A.V. Hill (Nature, 1933)
Yo! Welcome to lesson five in our series on the New York City dialect. I hope you’ve been practicing. By now you should be able to hold a light conversation in New York-ese, and order a bagel with a schmear.
To review last month’s lesson, a number of words in the city dialect have an elongated A sound, sounding like “aw.” Our vocabulary words were tawk, thawt and dawg. Here are some more examples of them used in a sentence.
Don’t sit next to that guy tawkin’ to himself.
I thawt he was a tourist askin’ for directions, but he was a bum askin’ for change.
You can make money in your spare time as a dawg walker.
Other examples of the elongated A are walk, cough and taught. Here are some examples of these words used in a sentence.
If you want to get around in the city, don’t pay any attention to wawk signals.
Bus exhaust usually makes me cawf.
My mother tawt me never to touch the handrails in the subway.
This month’s lesson:
Native New Yorkers often drop the H in words that start with that letter.
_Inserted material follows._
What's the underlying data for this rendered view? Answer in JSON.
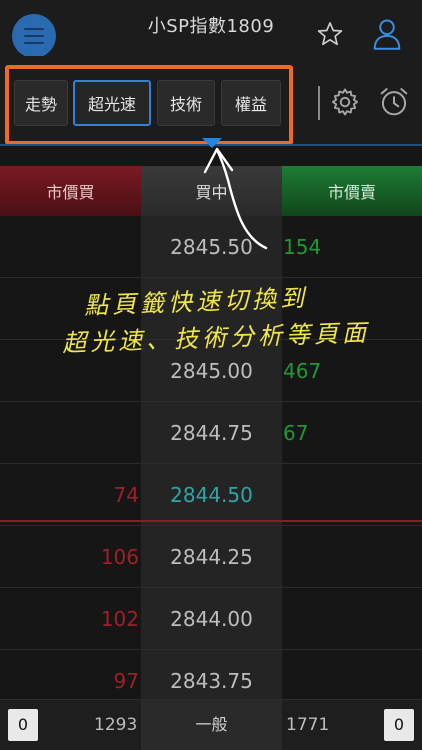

The two most common instances of this are huge and human.
Here are some examples of words using the dropped H words used in a sentence. Click on the links to hear the pronunciation.
Dat demonstration on 57th Street is really goin’ to be ‘uge.
It’s been good to see New Yorkers stand up for ‘uman rights.
Keep practicing by listening to locals conversing. Hang out at your neighborhood pizza joint. The two traditional establishments in this neighborhood are Sutton Pizza, on First Avenue and 63rd Street, and Pizza Park, also on First Avenue, at 66th Street. Tune in next month for a test of your newly acquired language skills.
Las Ruinas y Las Piramides
This was my first visit to Mexico, and my first visit to the Yucatán peninsula, which must be a magical land. Despite a plan for every detail on the trip, things started to fall apart the moment I landed. However, all the adventures became so worthwhile when I finally saw the ancient Mayan civilization. Here is a peek at the great Chichén Itzá, the breezy Tulum ruins, and the magnificent Governor’s Palace at Uxmal.